== Aim of the task ==
Whenever a line of the listing contains "this", it counts; give the total number of such lines and nothing more.

== Data for review ==
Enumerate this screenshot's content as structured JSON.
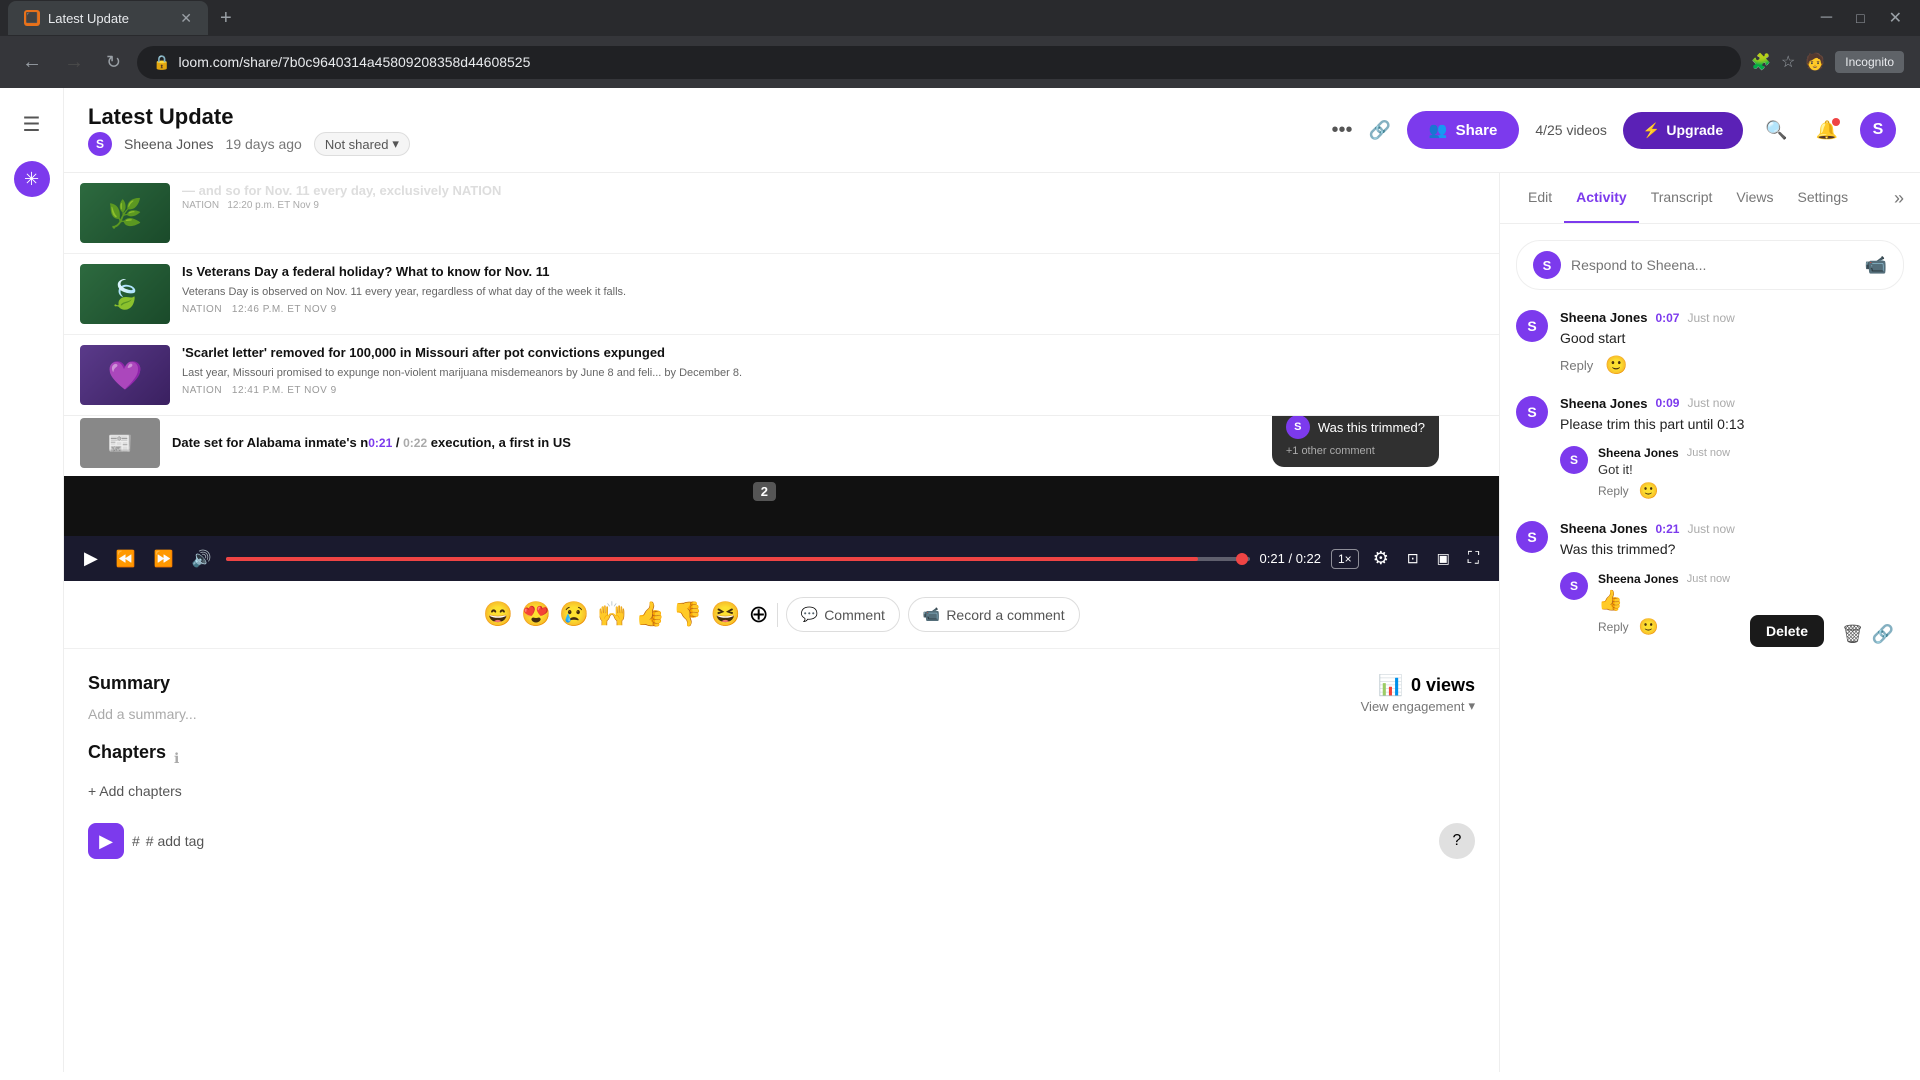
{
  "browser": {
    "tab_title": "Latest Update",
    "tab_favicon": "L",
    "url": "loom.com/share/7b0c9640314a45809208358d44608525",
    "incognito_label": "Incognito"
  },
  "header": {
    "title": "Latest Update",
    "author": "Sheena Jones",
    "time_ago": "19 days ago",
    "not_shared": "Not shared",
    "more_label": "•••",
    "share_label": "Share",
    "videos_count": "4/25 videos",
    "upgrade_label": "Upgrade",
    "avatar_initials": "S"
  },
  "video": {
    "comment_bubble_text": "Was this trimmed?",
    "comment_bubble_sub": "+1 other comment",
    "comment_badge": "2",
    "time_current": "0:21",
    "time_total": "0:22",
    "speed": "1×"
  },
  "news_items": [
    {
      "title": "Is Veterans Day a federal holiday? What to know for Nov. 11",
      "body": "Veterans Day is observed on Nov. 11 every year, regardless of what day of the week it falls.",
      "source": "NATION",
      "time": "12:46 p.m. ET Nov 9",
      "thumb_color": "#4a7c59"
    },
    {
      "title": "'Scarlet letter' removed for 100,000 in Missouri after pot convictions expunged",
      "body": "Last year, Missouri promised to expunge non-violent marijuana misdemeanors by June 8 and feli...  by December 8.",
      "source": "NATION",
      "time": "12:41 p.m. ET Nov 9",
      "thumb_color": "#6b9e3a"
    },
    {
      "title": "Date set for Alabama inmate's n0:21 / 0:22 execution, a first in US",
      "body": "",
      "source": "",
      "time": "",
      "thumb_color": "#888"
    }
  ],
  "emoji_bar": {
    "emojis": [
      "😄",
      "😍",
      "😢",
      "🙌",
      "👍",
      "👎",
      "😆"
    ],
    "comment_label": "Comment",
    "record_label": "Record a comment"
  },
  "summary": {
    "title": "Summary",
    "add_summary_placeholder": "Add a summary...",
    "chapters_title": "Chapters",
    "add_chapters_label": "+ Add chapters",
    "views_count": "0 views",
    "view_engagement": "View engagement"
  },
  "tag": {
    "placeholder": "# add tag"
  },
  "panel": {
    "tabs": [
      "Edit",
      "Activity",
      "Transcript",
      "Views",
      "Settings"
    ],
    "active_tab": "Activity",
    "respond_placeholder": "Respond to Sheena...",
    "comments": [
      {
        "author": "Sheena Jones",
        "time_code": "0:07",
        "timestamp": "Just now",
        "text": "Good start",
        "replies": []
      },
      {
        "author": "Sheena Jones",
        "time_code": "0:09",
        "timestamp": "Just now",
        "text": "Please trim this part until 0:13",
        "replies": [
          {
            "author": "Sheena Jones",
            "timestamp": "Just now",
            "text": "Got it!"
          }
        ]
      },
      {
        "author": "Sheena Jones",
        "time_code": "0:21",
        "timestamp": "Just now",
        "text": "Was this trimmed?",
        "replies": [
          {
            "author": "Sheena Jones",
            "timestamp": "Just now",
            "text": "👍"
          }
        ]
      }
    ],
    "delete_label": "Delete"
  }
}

== Exercise result ==
4